* The task
Leave the pictures out and restate each entry below word for word.

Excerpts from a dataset
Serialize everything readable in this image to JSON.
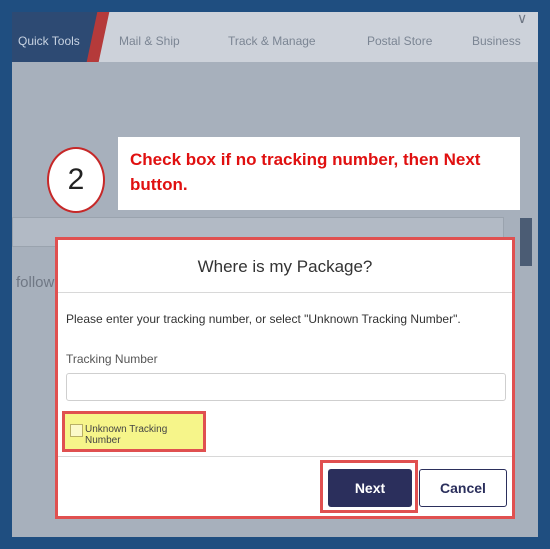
{
  "nav": {
    "active": "Quick Tools",
    "items": [
      "Mail & Ship",
      "Track & Manage",
      "Postal Store",
      "Business"
    ]
  },
  "background": {
    "partial_text": "followi"
  },
  "callout": {
    "step": "2",
    "text": "Check box if no tracking number, then Next button."
  },
  "modal": {
    "title": "Where is my Package?",
    "description": "Please enter your tracking number, or select \"Unknown Tracking Number\".",
    "tracking_label": "Tracking Number",
    "tracking_value": "",
    "unknown_label": "Unknown Tracking Number",
    "unknown_checked": false,
    "next_label": "Next",
    "cancel_label": "Cancel"
  },
  "colors": {
    "accent_red": "#e05050",
    "primary_button": "#2b2f5c",
    "highlight": "#f6f58a",
    "callout_text": "#e01010"
  }
}
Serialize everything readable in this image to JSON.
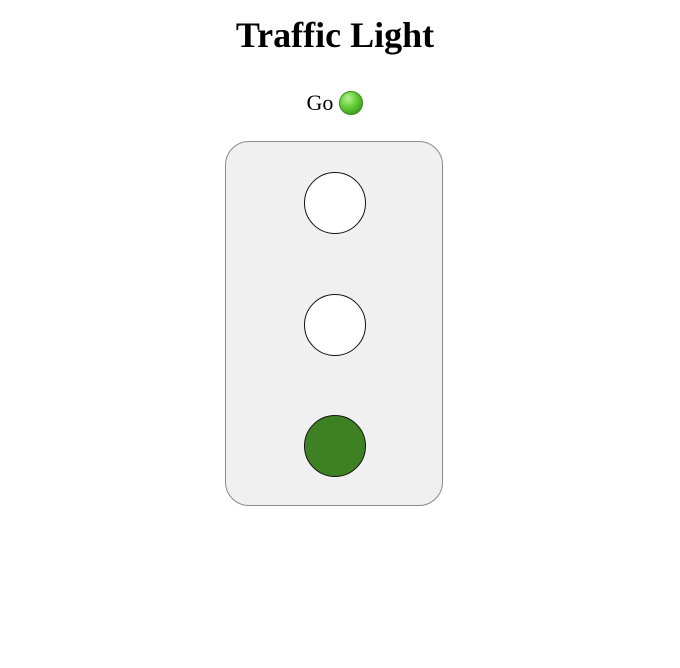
{
  "page": {
    "title": "Traffic Light"
  },
  "status": {
    "label": "Go",
    "icon": "green-circle-icon",
    "icon_color": "#4caf2f"
  },
  "traffic_light": {
    "housing_color": "#f0f0f0",
    "active_lamp": "green",
    "lamps": [
      {
        "name": "red",
        "on": false,
        "on_color": "#d32f2f",
        "off_color": "#ffffff"
      },
      {
        "name": "yellow",
        "on": false,
        "on_color": "#f2c200",
        "off_color": "#ffffff"
      },
      {
        "name": "green",
        "on": true,
        "on_color": "#3d8124",
        "off_color": "#ffffff"
      }
    ]
  }
}
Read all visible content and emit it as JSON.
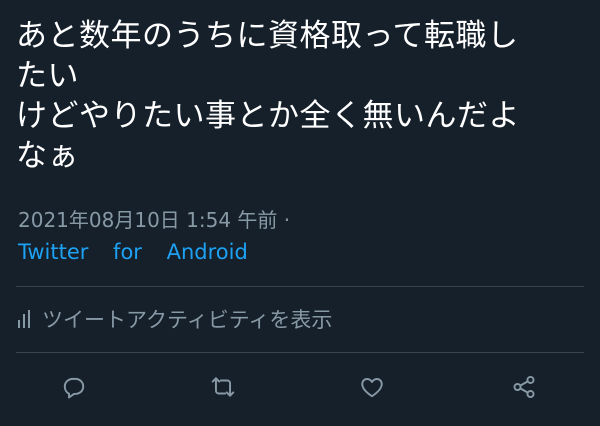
{
  "tweet": {
    "text_lines": [
      "あと数年のうちに資格取って転職し",
      "たい",
      "けどやりたい事とか全く無いんだよ",
      "なぁ"
    ],
    "timestamp": "2021年08月10日 1:54 午前 ·",
    "source": "Twitter for Android"
  },
  "activity": {
    "label": "ツイートアクティビティを表示",
    "icon": "analytics-bars-icon"
  },
  "actions": {
    "icons": [
      "reply-icon",
      "retweet-icon",
      "like-icon",
      "share-icon"
    ]
  },
  "colors": {
    "background": "#15202b",
    "text": "#ffffff",
    "secondary": "#8899a6",
    "link": "#1da1f2",
    "divider": "#38444d"
  }
}
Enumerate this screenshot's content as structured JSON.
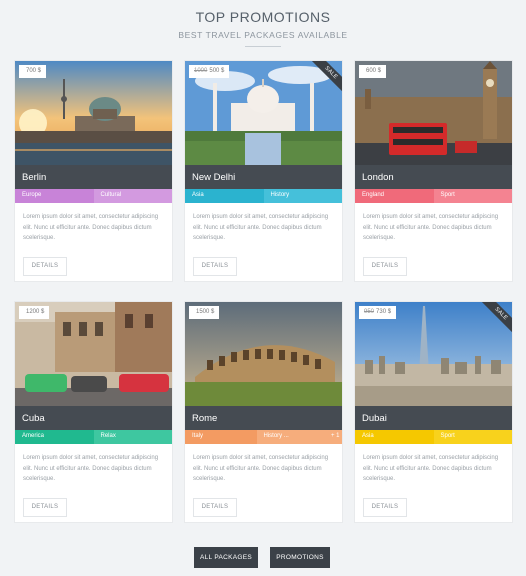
{
  "header": {
    "title": "TOP PROMOTIONS",
    "subtitle": "BEST TRAVEL PACKAGES AVAILABLE"
  },
  "cards": [
    {
      "city": "Berlin",
      "price": "700 $",
      "old_price": "",
      "sale": "",
      "tags": [
        "Europe",
        "Cultural",
        ""
      ],
      "tag_colors": [
        "#c883d8",
        "#d39ae0"
      ],
      "description": "Lorem ipsum dolor sit amet, consectetur adipiscing elit. Nunc ut efficitur ante. Donec dapibus dictum scelerisque.",
      "button": "DETAILS"
    },
    {
      "city": "New Delhi",
      "price": "500 $",
      "old_price": "1000",
      "sale": "SALE",
      "tags": [
        "Asia",
        "History",
        ""
      ],
      "tag_colors": [
        "#2bb3cf",
        "#45c0da"
      ],
      "description": "Lorem ipsum dolor sit amet, consectetur adipiscing elit. Nunc ut efficitur ante. Donec dapibus dictum scelerisque.",
      "button": "DETAILS"
    },
    {
      "city": "London",
      "price": "600 $",
      "old_price": "",
      "sale": "",
      "tags": [
        "England",
        "Sport",
        ""
      ],
      "tag_colors": [
        "#f06a7a",
        "#f48391"
      ],
      "description": "Lorem ipsum dolor sit amet, consectetur adipiscing elit. Nunc ut efficitur ante. Donec dapibus dictum scelerisque.",
      "button": "DETAILS"
    },
    {
      "city": "Cuba",
      "price": "1200 $",
      "old_price": "",
      "sale": "",
      "tags": [
        "America",
        "Relax",
        ""
      ],
      "tag_colors": [
        "#20b98f",
        "#3ec7a0"
      ],
      "description": "Lorem ipsum dolor sit amet, consectetur adipiscing elit. Nunc ut efficitur ante. Donec dapibus dictum scelerisque.",
      "button": "DETAILS"
    },
    {
      "city": "Rome",
      "price": "1500 $",
      "old_price": "",
      "sale": "",
      "tags": [
        "Italy",
        "History ...",
        "+ 1"
      ],
      "tag_colors": [
        "#f39b62",
        "#f6ad7c"
      ],
      "description": "Lorem ipsum dolor sit amet, consectetur adipiscing elit. Nunc ut efficitur ante. Donec dapibus dictum scelerisque.",
      "button": "DETAILS"
    },
    {
      "city": "Dubai",
      "price": "730 $",
      "old_price": "950",
      "sale": "SALE",
      "tags": [
        "Asia",
        "Sport",
        ""
      ],
      "tag_colors": [
        "#f5c800",
        "#f8d21c"
      ],
      "description": "Lorem ipsum dolor sit amet, consectetur adipiscing elit. Nunc ut efficitur ante. Donec dapibus dictum scelerisque.",
      "button": "DETAILS"
    }
  ],
  "footer": {
    "all_packages": "ALL PACKAGES",
    "promotions": "PROMOTIONS"
  }
}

* Your solution
Serialize everything readable in this image to JSON.
{
  "nav": {
    "active": "Quick Tools",
    "items": [
      "Mail & Ship",
      "Track & Manage",
      "Postal Store",
      "Business"
    ]
  },
  "background": {
    "partial_text": "followi"
  },
  "callout": {
    "step": "2",
    "text": "Check box if no tracking number, then Next button."
  },
  "modal": {
    "title": "Where is my Package?",
    "description": "Please enter your tracking number, or select \"Unknown Tracking Number\".",
    "tracking_label": "Tracking Number",
    "tracking_value": "",
    "unknown_label": "Unknown Tracking Number",
    "unknown_checked": false,
    "next_label": "Next",
    "cancel_label": "Cancel"
  },
  "colors": {
    "accent_red": "#e05050",
    "primary_button": "#2b2f5c",
    "highlight": "#f6f58a",
    "callout_text": "#e01010"
  }
}
Serialize everything readable in this image to JSON.
{
  "page": {
    "title": "Traffic Light"
  },
  "status": {
    "label": "Go",
    "icon": "green-circle-icon",
    "icon_color": "#4caf2f"
  },
  "traffic_light": {
    "housing_color": "#f0f0f0",
    "active_lamp": "green",
    "lamps": [
      {
        "name": "red",
        "on": false,
        "on_color": "#d32f2f",
        "off_color": "#ffffff"
      },
      {
        "name": "yellow",
        "on": false,
        "on_color": "#f2c200",
        "off_color": "#ffffff"
      },
      {
        "name": "green",
        "on": true,
        "on_color": "#3d8124",
        "off_color": "#ffffff"
      }
    ]
  }
}
Read all visible content and emit it as JSON.
{
  "tweet": {
    "text_lines": [
      "あと数年のうちに資格取って転職し",
      "たい",
      "けどやりたい事とか全く無いんだよ",
      "なぁ"
    ],
    "timestamp": "2021年08月10日 1:54 午前 ·",
    "source": "Twitter for Android"
  },
  "activity": {
    "label": "ツイートアクティビティを表示",
    "icon": "analytics-bars-icon"
  },
  "actions": {
    "icons": [
      "reply-icon",
      "retweet-icon",
      "like-icon",
      "share-icon"
    ]
  },
  "colors": {
    "background": "#15202b",
    "text": "#ffffff",
    "secondary": "#8899a6",
    "link": "#1da1f2",
    "divider": "#38444d"
  }
}
Enumerate this screenshot's content as structured JSON.
{
  "header": {
    "title": "TOP PROMOTIONS",
    "subtitle": "BEST TRAVEL PACKAGES AVAILABLE"
  },
  "cards": [
    {
      "city": "Berlin",
      "price": "700 $",
      "old_price": "",
      "sale": "",
      "tags": [
        "Europe",
        "Cultural",
        ""
      ],
      "tag_colors": [
        "#c883d8",
        "#d39ae0"
      ],
      "description": "Lorem ipsum dolor sit amet, consectetur adipiscing elit. Nunc ut efficitur ante. Donec dapibus dictum scelerisque.",
      "button": "DETAILS"
    },
    {
      "city": "New Delhi",
      "price": "500 $",
      "old_price": "1000",
      "sale": "SALE",
      "tags": [
        "Asia",
        "History",
        ""
      ],
      "tag_colors": [
        "#2bb3cf",
        "#45c0da"
      ],
      "description": "Lorem ipsum dolor sit amet, consectetur adipiscing elit. Nunc ut efficitur ante. Donec dapibus dictum scelerisque.",
      "button": "DETAILS"
    },
    {
      "city": "London",
      "price": "600 $",
      "old_price": "",
      "sale": "",
      "tags": [
        "England",
        "Sport",
        ""
      ],
      "tag_colors": [
        "#f06a7a",
        "#f48391"
      ],
      "description": "Lorem ipsum dolor sit amet, consectetur adipiscing elit. Nunc ut efficitur ante. Donec dapibus dictum scelerisque.",
      "button": "DETAILS"
    },
    {
      "city": "Cuba",
      "price": "1200 $",
      "old_price": "",
      "sale": "",
      "tags": [
        "America",
        "Relax",
        ""
      ],
      "tag_colors": [
        "#20b98f",
        "#3ec7a0"
      ],
      "description": "Lorem ipsum dolor sit amet, consectetur adipiscing elit. Nunc ut efficitur ante. Donec dapibus dictum scelerisque.",
      "button": "DETAILS"
    },
    {
      "city": "Rome",
      "price": "1500 $",
      "old_price": "",
      "sale": "",
      "tags": [
        "Italy",
        "History ...",
        "+ 1"
      ],
      "tag_colors": [
        "#f39b62",
        "#f6ad7c"
      ],
      "description": "Lorem ipsum dolor sit amet, consectetur adipiscing elit. Nunc ut efficitur ante. Donec dapibus dictum scelerisque.",
      "button": "DETAILS"
    },
    {
      "city": "Dubai",
      "price": "730 $",
      "old_price": "950",
      "sale": "SALE",
      "tags": [
        "Asia",
        "Sport",
        ""
      ],
      "tag_colors": [
        "#f5c800",
        "#f8d21c"
      ],
      "description": "Lorem ipsum dolor sit amet, consectetur adipiscing elit. Nunc ut efficitur ante. Donec dapibus dictum scelerisque.",
      "button": "DETAILS"
    }
  ],
  "footer": {
    "all_packages": "ALL PACKAGES",
    "promotions": "PROMOTIONS"
  }
}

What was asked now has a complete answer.